Developers are seemingly constantly finding new ways to use the Oculus Rift and the shifted perspective it provides players. Greenwood Games have hit on something with their horror game alone. When you slip on the Rift you find yourself sat on a sofa in a living room playing a game on the television before you.
That doesn’t sound so horrific. It’s when things in the game start slipping into the living room that you’ve cause to be afraid.
If you have a Rift developer kit already I’d suggest skipping the rest of this post and simply trying out the demo of the game for yourself.
If, like me, you’re without a virtual reality headset then watch this playthrough:
The way it works is that you’re alone in a large empty house in a forest, all the windows are open and the lights are off.
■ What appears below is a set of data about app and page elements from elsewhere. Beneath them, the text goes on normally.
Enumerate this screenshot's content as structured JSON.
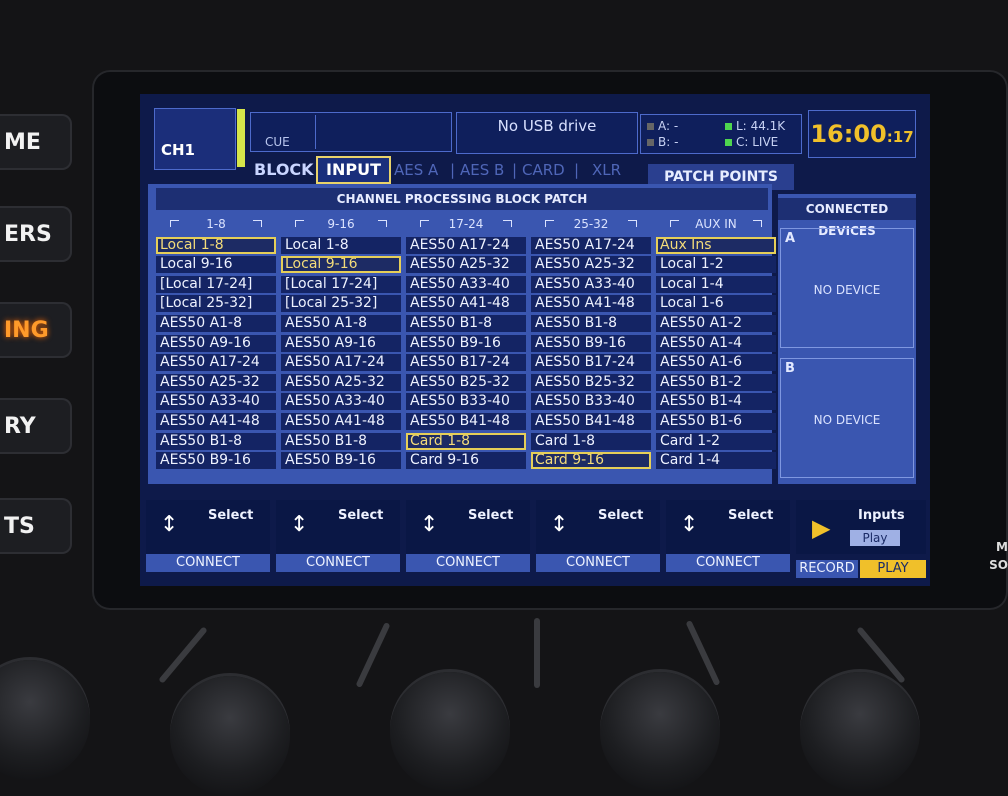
{
  "side_keys": [
    "ME",
    "ERS",
    "ING",
    "RY",
    "TS"
  ],
  "right_edge": {
    "m": "M",
    "so": "SO"
  },
  "header": {
    "channel": "CH1",
    "cue_label": "CUE",
    "usb_status": "No USB drive",
    "ab": {
      "a_label": "A:",
      "a_value": "-",
      "b_label": "B:",
      "b_value": "-",
      "l_label": "L:",
      "l_value": "44.1K",
      "c_label": "C:",
      "c_value": "LIVE"
    },
    "clock_main": "16:00",
    "clock_sec": ":17"
  },
  "tabs": {
    "block": "BLOCK",
    "input": "INPUT",
    "aes_a": "AES A",
    "aes_b": "AES B",
    "card": "CARD",
    "xlr": "XLR",
    "patch_points": "PATCH POINTS"
  },
  "panel": {
    "title": "CHANNEL PROCESSING BLOCK PATCH",
    "columns": [
      {
        "header": "1-8",
        "items": [
          "Local 1-8",
          "Local 9-16",
          "[Local 17-24]",
          "[Local 25-32]",
          "AES50 A1-8",
          "AES50 A9-16",
          "AES50 A17-24",
          "AES50 A25-32",
          "AES50 A33-40",
          "AES50 A41-48",
          "AES50 B1-8",
          "AES50 B9-16"
        ],
        "selected": 0
      },
      {
        "header": "9-16",
        "items": [
          "Local 1-8",
          "Local 9-16",
          "[Local 17-24]",
          "[Local 25-32]",
          "AES50 A1-8",
          "AES50 A9-16",
          "AES50 A17-24",
          "AES50 A25-32",
          "AES50 A33-40",
          "AES50 A41-48",
          "AES50 B1-8",
          "AES50 B9-16"
        ],
        "selected": 1
      },
      {
        "header": "17-24",
        "items": [
          "AES50 A17-24",
          "AES50 A25-32",
          "AES50 A33-40",
          "AES50 A41-48",
          "AES50 B1-8",
          "AES50 B9-16",
          "AES50 B17-24",
          "AES50 B25-32",
          "AES50 B33-40",
          "AES50 B41-48",
          "Card 1-8",
          "Card 9-16"
        ],
        "selected": 10
      },
      {
        "header": "25-32",
        "items": [
          "AES50 A17-24",
          "AES50 A25-32",
          "AES50 A33-40",
          "AES50 A41-48",
          "AES50 B1-8",
          "AES50 B9-16",
          "AES50 B17-24",
          "AES50 B25-32",
          "AES50 B33-40",
          "AES50 B41-48",
          "Card 1-8",
          "Card 9-16"
        ],
        "selected": 11
      },
      {
        "header": "AUX IN",
        "items": [
          "Aux Ins",
          "Local 1-2",
          "Local 1-4",
          "Local 1-6",
          "AES50 A1-2",
          "AES50 A1-4",
          "AES50 A1-6",
          "AES50 B1-2",
          "AES50 B1-4",
          "AES50 B1-6",
          "Card 1-2",
          "Card 1-4"
        ],
        "selected": 0
      }
    ]
  },
  "devices": {
    "title": "CONNECTED DEVICES",
    "a_letter": "A",
    "a_status": "NO DEVICE",
    "b_letter": "B",
    "b_status": "NO DEVICE"
  },
  "encoders": [
    {
      "label": "Select",
      "button": "CONNECT"
    },
    {
      "label": "Select",
      "button": "CONNECT"
    },
    {
      "label": "Select",
      "button": "CONNECT"
    },
    {
      "label": "Select",
      "button": "CONNECT"
    },
    {
      "label": "Select",
      "button": "CONNECT"
    }
  ],
  "player": {
    "label": "Inputs",
    "play_button": "Play",
    "record": "RECORD",
    "play": "PLAY"
  },
  "colors": {
    "screen_bg": "#0e1a4a",
    "panel": "#3a56b0",
    "cell": "#142464",
    "accent": "#f0c02a",
    "selected_outline": "#e6cf58"
  }
}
In front of you is a television playing a copy of a horror game, The Witching Hour. Set in the 1800s, as you play you come across notes about what horrors have taken place in the manor. The notes feed hints to you about what you should listen out for. You learn about the body being dragged across the floor in the attic just as you hear that same sound in the game. The sound’s not coming from the television, though, but from the ceiling above you in the virtual house.
Reports have it that this game within in a game construct is more immersive than other games on the Rift. In the case of VR Brotherhood he felt no compulsion to take the Rift off and search out the sounds in the real world, as he usually does with horror games, instead treating the virtual home environment as real.
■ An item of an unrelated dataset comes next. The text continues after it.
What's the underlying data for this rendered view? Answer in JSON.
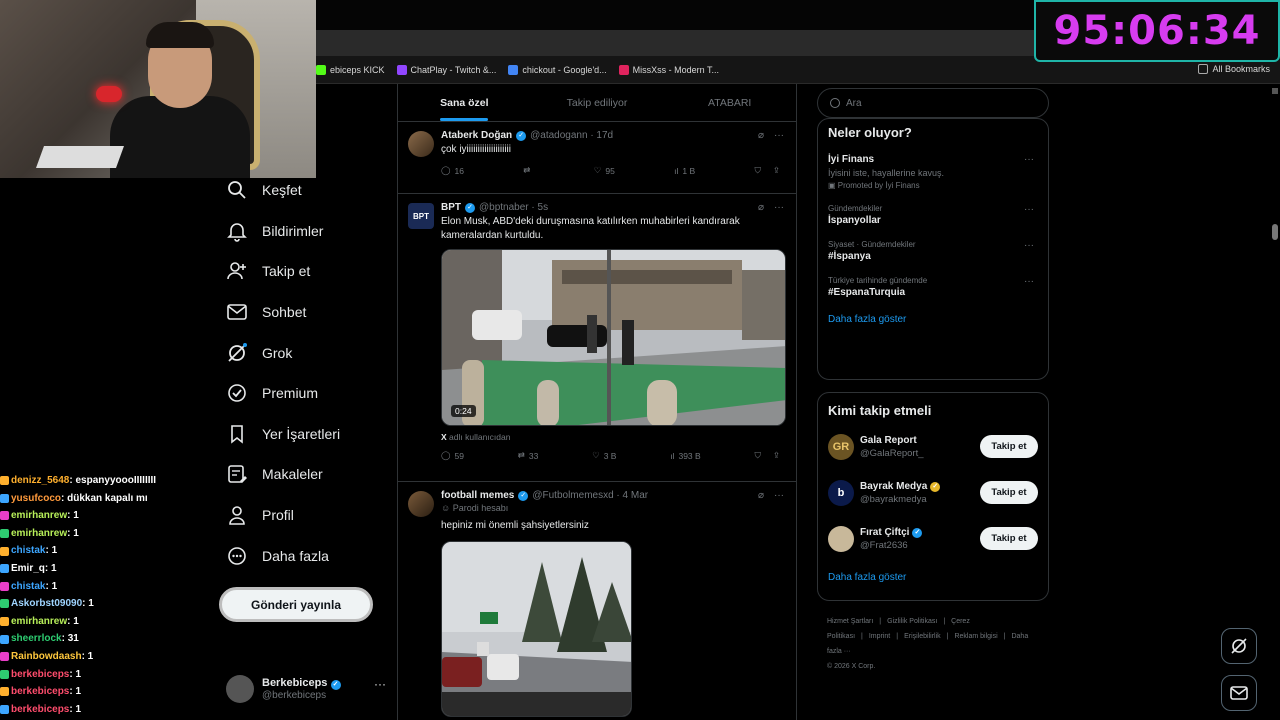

I can’t wait to try it out.
Alone’s currently raising funds on Kickstarter, it’s close to $4,000 of its $25,000 target. And you can see what will be offered in the final version of the game through this pitch video:
As exciting an idea for a game alone is, and it is definitely that. I’d like to see other studios take it further.
At Gamescom I was able to try out Oculus’ virtual cinema software. It seats you in an empty cinema and throws up any .avi file you have available onto a virtual screen. It’s an eerie experience watching a film in that way but it had me forget pretty quickly I wasn’t actually in a cinema. Now if production companies coupled that virtual cinema with what Greenwood are doing in Alone you could see special releases of films where the cinema could alter to fit what was going on onscreen. Fill the cinema with fog when the film took the action into the swamp. Have shadows flicker across the walls but have the person casting them always be just out of your vision. It could make for something completely enthralling.